Legal Marijuana Market to Create Nearly 300,000 Jobs by 2020
Based on projected revenue growth, the legal U.S. cannabis market is expected to top $20 billion by 2020, more than triple its size in 2016. That makes the marijuana industry one of the fastest growing in the country. And as revenues rise, so does the number of jobs in the industry.
According to the 2017 Legal Marijuana Outlook published by New Frontier Data, the cannabis industry is expected to created 283,422 jobs by 2020. As many as 150,000 jobs have already been created in the industry, according to the 2016 Marijuana Business Factbook, so the implied growth rate is more than 17% compounded over the next four years.

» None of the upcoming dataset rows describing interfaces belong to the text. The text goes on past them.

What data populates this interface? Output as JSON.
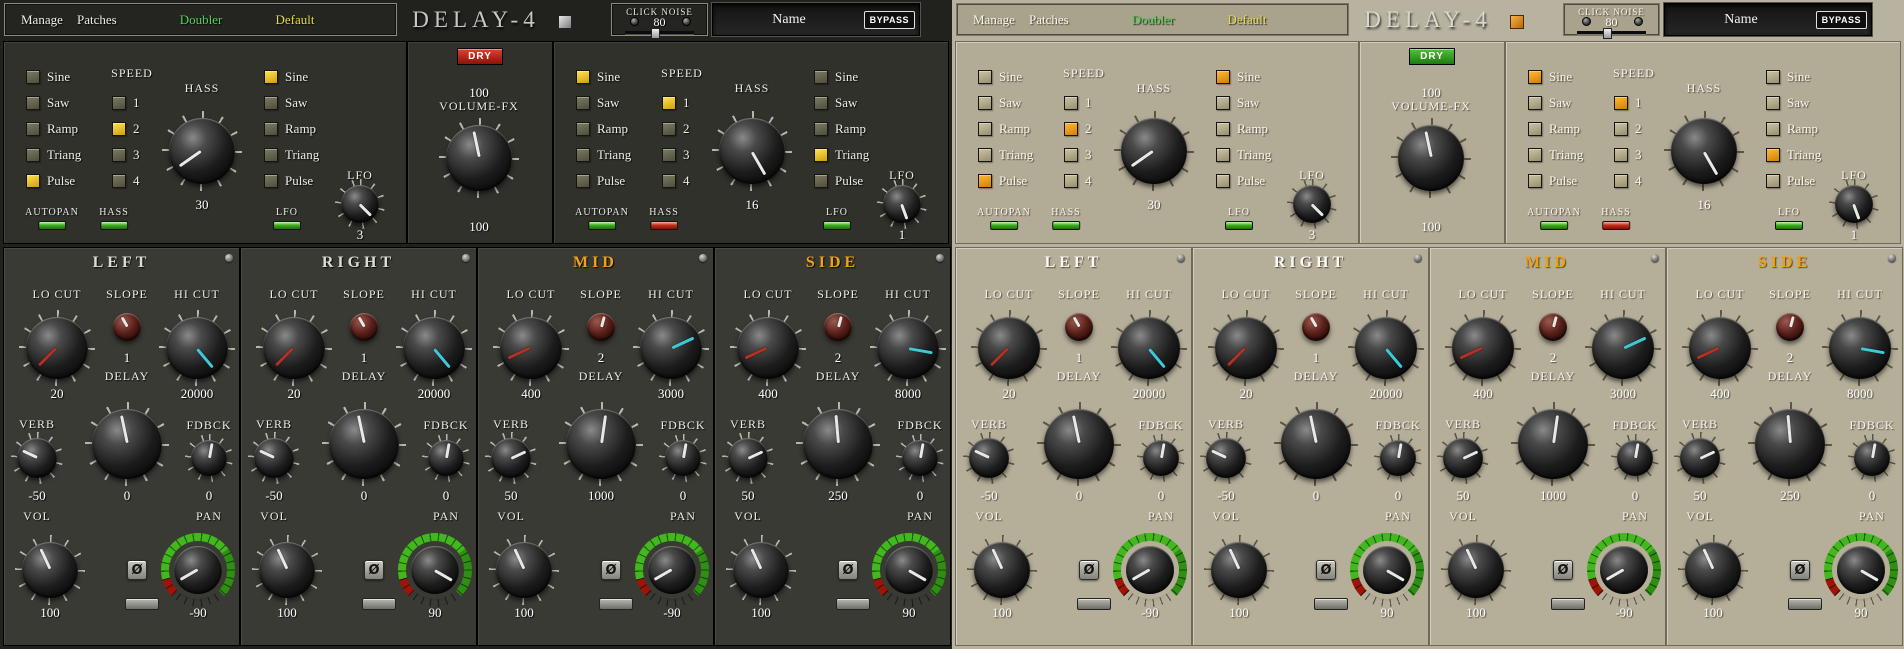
{
  "plugins": [
    {
      "theme": "dark",
      "topbar": {
        "menu": {
          "manage": "Manage",
          "patches": "Patches"
        },
        "preset_a": "Doubler",
        "preset_b": "Default",
        "title": "DELAY-4",
        "swatch": "grey",
        "click_noise": {
          "label": "CLICK NOISE",
          "value": "80"
        },
        "name_field": "Name",
        "bypass": "BYPASS"
      },
      "fx": {
        "dry_label": "DRY",
        "dry_state": "red",
        "value_top": "100",
        "volume_label": "VOLUME-FX",
        "value_bottom": "100",
        "knob_angle": -12
      },
      "lfo_panels": [
        {
          "waves1": [
            {
              "label": "Sine",
              "on": false
            },
            {
              "label": "Saw",
              "on": false
            },
            {
              "label": "Ramp",
              "on": false
            },
            {
              "label": "Triang",
              "on": false
            },
            {
              "label": "Pulse",
              "on": true
            }
          ],
          "speed_label": "SPEED",
          "speeds": [
            {
              "label": "1",
              "on": false
            },
            {
              "label": "2",
              "on": true
            },
            {
              "label": "3",
              "on": false
            },
            {
              "label": "4",
              "on": false
            }
          ],
          "hass_label": "HASS",
          "hass_value": "30",
          "hass_angle": -125,
          "waves2": [
            {
              "label": "Sine",
              "on": true
            },
            {
              "label": "Saw",
              "on": false
            },
            {
              "label": "Ramp",
              "on": false
            },
            {
              "label": "Triang",
              "on": false
            },
            {
              "label": "Pulse",
              "on": false
            }
          ],
          "lfo_label": "LFO",
          "lfo_value": "3",
          "lfo_angle": 135,
          "switches": [
            {
              "label": "AUTOPAN",
              "state": "green"
            },
            {
              "label": "HASS",
              "state": "green"
            },
            {
              "label": "LFO",
              "state": "green"
            }
          ]
        },
        {
          "waves1": [
            {
              "label": "Sine",
              "on": true
            },
            {
              "label": "Saw",
              "on": false
            },
            {
              "label": "Ramp",
              "on": false
            },
            {
              "label": "Triang",
              "on": false
            },
            {
              "label": "Pulse",
              "on": false
            }
          ],
          "speed_label": "SPEED",
          "speeds": [
            {
              "label": "1",
              "on": true
            },
            {
              "label": "2",
              "on": false
            },
            {
              "label": "3",
              "on": false
            },
            {
              "label": "4",
              "on": false
            }
          ],
          "hass_label": "HASS",
          "hass_value": "16",
          "hass_angle": 150,
          "waves2": [
            {
              "label": "Sine",
              "on": false
            },
            {
              "label": "Saw",
              "on": false
            },
            {
              "label": "Ramp",
              "on": false
            },
            {
              "label": "Triang",
              "on": true
            },
            {
              "label": "Pulse",
              "on": false
            }
          ],
          "lfo_label": "LFO",
          "lfo_value": "1",
          "lfo_angle": 160,
          "switches": [
            {
              "label": "AUTOPAN",
              "state": "green"
            },
            {
              "label": "HASS",
              "state": "red"
            },
            {
              "label": "LFO",
              "state": "green"
            }
          ]
        }
      ],
      "channels": [
        {
          "name": "LEFT",
          "accent": false,
          "locut_label": "LO CUT",
          "slope_label": "SLOPE",
          "hicut_label": "HI CUT",
          "delay_label": "DELAY",
          "verb_label": "VERB",
          "fdbck_label": "FDBCK",
          "vol_label": "VOL",
          "pan_label": "PAN",
          "phase_label": "Ø",
          "locut": "20",
          "slope": "1",
          "hicut": "20000",
          "verb": "-50",
          "delay": "0",
          "fdbck": "0",
          "vol": "100",
          "pan": "-90",
          "locut_angle": -135,
          "slope_angle": -30,
          "hicut_angle": 140,
          "verb_angle": -65,
          "delay_angle": -12,
          "fdbck_angle": 10,
          "vol_angle": -25,
          "pan_angle": -120
        },
        {
          "name": "RIGHT",
          "accent": false,
          "locut_label": "LO CUT",
          "slope_label": "SLOPE",
          "hicut_label": "HI CUT",
          "delay_label": "DELAY",
          "verb_label": "VERB",
          "fdbck_label": "FDBCK",
          "vol_label": "VOL",
          "pan_label": "PAN",
          "phase_label": "Ø",
          "locut": "20",
          "slope": "1",
          "hicut": "20000",
          "verb": "-50",
          "delay": "0",
          "fdbck": "0",
          "vol": "100",
          "pan": "90",
          "locut_angle": -135,
          "slope_angle": -30,
          "hicut_angle": 140,
          "verb_angle": -65,
          "delay_angle": -12,
          "fdbck_angle": 10,
          "vol_angle": -25,
          "pan_angle": 120
        },
        {
          "name": "MID",
          "accent": true,
          "locut_label": "LO CUT",
          "slope_label": "SLOPE",
          "hicut_label": "HI CUT",
          "delay_label": "DELAY",
          "verb_label": "VERB",
          "fdbck_label": "FDBCK",
          "vol_label": "VOL",
          "pan_label": "PAN",
          "phase_label": "Ø",
          "locut": "400",
          "slope": "2",
          "hicut": "3000",
          "verb": "50",
          "delay": "1000",
          "fdbck": "0",
          "vol": "100",
          "pan": "-90",
          "locut_angle": -115,
          "slope_angle": 15,
          "hicut_angle": 65,
          "verb_angle": 65,
          "delay_angle": 8,
          "fdbck_angle": 10,
          "vol_angle": -25,
          "pan_angle": -120
        },
        {
          "name": "SIDE",
          "accent": true,
          "locut_label": "LO CUT",
          "slope_label": "SLOPE",
          "hicut_label": "HI CUT",
          "delay_label": "DELAY",
          "verb_label": "VERB",
          "fdbck_label": "FDBCK",
          "vol_label": "VOL",
          "pan_label": "PAN",
          "phase_label": "Ø",
          "locut": "400",
          "slope": "2",
          "hicut": "8000",
          "verb": "50",
          "delay": "250",
          "fdbck": "0",
          "vol": "100",
          "pan": "90",
          "locut_angle": -115,
          "slope_angle": 15,
          "hicut_angle": 100,
          "verb_angle": 65,
          "delay_angle": -5,
          "fdbck_angle": 10,
          "vol_angle": -25,
          "pan_angle": 120
        }
      ]
    },
    {
      "theme": "light",
      "topbar": {
        "menu": {
          "manage": "Manage",
          "patches": "Patches"
        },
        "preset_a": "Doubler",
        "preset_b": "Default",
        "title": "DELAY-4",
        "swatch": "orange",
        "click_noise": {
          "label": "CLICK NOISE",
          "value": "80"
        },
        "name_field": "Name",
        "bypass": "BYPASS"
      },
      "fx": {
        "dry_label": "DRY",
        "dry_state": "green",
        "value_top": "100",
        "volume_label": "VOLUME-FX",
        "value_bottom": "100",
        "knob_angle": -12
      },
      "lfo_panels": [
        {
          "waves1": [
            {
              "label": "Sine",
              "on": false
            },
            {
              "label": "Saw",
              "on": false
            },
            {
              "label": "Ramp",
              "on": false
            },
            {
              "label": "Triang",
              "on": false
            },
            {
              "label": "Pulse",
              "on": true
            }
          ],
          "speed_label": "SPEED",
          "speeds": [
            {
              "label": "1",
              "on": false
            },
            {
              "label": "2",
              "on": true
            },
            {
              "label": "3",
              "on": false
            },
            {
              "label": "4",
              "on": false
            }
          ],
          "hass_label": "HASS",
          "hass_value": "30",
          "hass_angle": -125,
          "waves2": [
            {
              "label": "Sine",
              "on": true
            },
            {
              "label": "Saw",
              "on": false
            },
            {
              "label": "Ramp",
              "on": false
            },
            {
              "label": "Triang",
              "on": false
            },
            {
              "label": "Pulse",
              "on": false
            }
          ],
          "lfo_label": "LFO",
          "lfo_value": "3",
          "lfo_angle": 135,
          "switches": [
            {
              "label": "AUTOPAN",
              "state": "green"
            },
            {
              "label": "HASS",
              "state": "green"
            },
            {
              "label": "LFO",
              "state": "green"
            }
          ]
        },
        {
          "waves1": [
            {
              "label": "Sine",
              "on": true
            },
            {
              "label": "Saw",
              "on": false
            },
            {
              "label": "Ramp",
              "on": false
            },
            {
              "label": "Triang",
              "on": false
            },
            {
              "label": "Pulse",
              "on": false
            }
          ],
          "speed_label": "SPEED",
          "speeds": [
            {
              "label": "1",
              "on": true
            },
            {
              "label": "2",
              "on": false
            },
            {
              "label": "3",
              "on": false
            },
            {
              "label": "4",
              "on": false
            }
          ],
          "hass_label": "HASS",
          "hass_value": "16",
          "hass_angle": 150,
          "waves2": [
            {
              "label": "Sine",
              "on": false
            },
            {
              "label": "Saw",
              "on": false
            },
            {
              "label": "Ramp",
              "on": false
            },
            {
              "label": "Triang",
              "on": true
            },
            {
              "label": "Pulse",
              "on": false
            }
          ],
          "lfo_label": "LFO",
          "lfo_value": "1",
          "lfo_angle": 160,
          "switches": [
            {
              "label": "AUTOPAN",
              "state": "green"
            },
            {
              "label": "HASS",
              "state": "red"
            },
            {
              "label": "LFO",
              "state": "green"
            }
          ]
        }
      ],
      "channels": [
        {
          "name": "LEFT",
          "accent": false,
          "locut_label": "LO CUT",
          "slope_label": "SLOPE",
          "hicut_label": "HI CUT",
          "delay_label": "DELAY",
          "verb_label": "VERB",
          "fdbck_label": "FDBCK",
          "vol_label": "VOL",
          "pan_label": "PAN",
          "phase_label": "Ø",
          "locut": "20",
          "slope": "1",
          "hicut": "20000",
          "verb": "-50",
          "delay": "0",
          "fdbck": "0",
          "vol": "100",
          "pan": "-90",
          "locut_angle": -135,
          "slope_angle": -30,
          "hicut_angle": 140,
          "verb_angle": -65,
          "delay_angle": -12,
          "fdbck_angle": 10,
          "vol_angle": -25,
          "pan_angle": -120
        },
        {
          "name": "RIGHT",
          "accent": false,
          "locut_label": "LO CUT",
          "slope_label": "SLOPE",
          "hicut_label": "HI CUT",
          "delay_label": "DELAY",
          "verb_label": "VERB",
          "fdbck_label": "FDBCK",
          "vol_label": "VOL",
          "pan_label": "PAN",
          "phase_label": "Ø",
          "locut": "20",
          "slope": "1",
          "hicut": "20000",
          "verb": "-50",
          "delay": "0",
          "fdbck": "0",
          "vol": "100",
          "pan": "90",
          "locut_angle": -135,
          "slope_angle": -30,
          "hicut_angle": 140,
          "verb_angle": -65,
          "delay_angle": -12,
          "fdbck_angle": 10,
          "vol_angle": -25,
          "pan_angle": 120
        },
        {
          "name": "MID",
          "accent": true,
          "locut_label": "LO CUT",
          "slope_label": "SLOPE",
          "hicut_label": "HI CUT",
          "delay_label": "DELAY",
          "verb_label": "VERB",
          "fdbck_label": "FDBCK",
          "vol_label": "VOL",
          "pan_label": "PAN",
          "phase_label": "Ø",
          "locut": "400",
          "slope": "2",
          "hicut": "3000",
          "verb": "50",
          "delay": "1000",
          "fdbck": "0",
          "vol": "100",
          "pan": "-90",
          "locut_angle": -115,
          "slope_angle": 15,
          "hicut_angle": 65,
          "verb_angle": 65,
          "delay_angle": 8,
          "fdbck_angle": 10,
          "vol_angle": -25,
          "pan_angle": -120
        },
        {
          "name": "SIDE",
          "accent": true,
          "locut_label": "LO CUT",
          "slope_label": "SLOPE",
          "hicut_label": "HI CUT",
          "delay_label": "DELAY",
          "verb_label": "VERB",
          "fdbck_label": "FDBCK",
          "vol_label": "VOL",
          "pan_label": "PAN",
          "phase_label": "Ø",
          "locut": "400",
          "slope": "2",
          "hicut": "8000",
          "verb": "50",
          "delay": "250",
          "fdbck": "0",
          "vol": "100",
          "pan": "90",
          "locut_angle": -115,
          "slope_angle": 15,
          "hicut_angle": 100,
          "verb_angle": 65,
          "delay_angle": -5,
          "fdbck_angle": 10,
          "vol_angle": -25,
          "pan_angle": 120
        }
      ]
    }
  ]
}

The job growth and revenue estimates assume that every state will have a legal medical marijuana and adult use market in place and that there will be low barriers to entry, according to Giadha Aguirre De Carcer, CEO of New Frontier Data.
De Carcer said:
While we see a potential drop in total number of U.S. jobs created in 2017, as reported by Kiplinger, as well as an overall expected drop in GDP growth, the cannabis industry continues to be a positive contributing factor to growth at a time of potential decline. We expect the cannabis industry’s growth to be slowed down to some degree in the next 3 to 5 years, however with a projected total market sales to exceed $24 billion by 2025, and the possibility of almost 300,000 jobs by 2020, it remains a positive economic force in the U.S.
According to New Frontier Data, the legal cannabis market was worth an estimated $7.2 billion in 2016, and is projected to grow at a compound annual growth rate (CAGR) of 17%, a decline from 28% CAGR in 2016. The medical market is projected to grow at 13% CAGR through 2025, growing from $4.7 billion in 2016 to an estimated $13.3 billion in 2020. During the same period, adult use sales are projected to grow at a 25% CAGR, from $2.6 billion to $11.2 billion (through projections based solely on the markets having passed medical and adult use legalization initiatives as of January 2017, but not including assumptions for additional states that may yet pass legalization measures before 2025).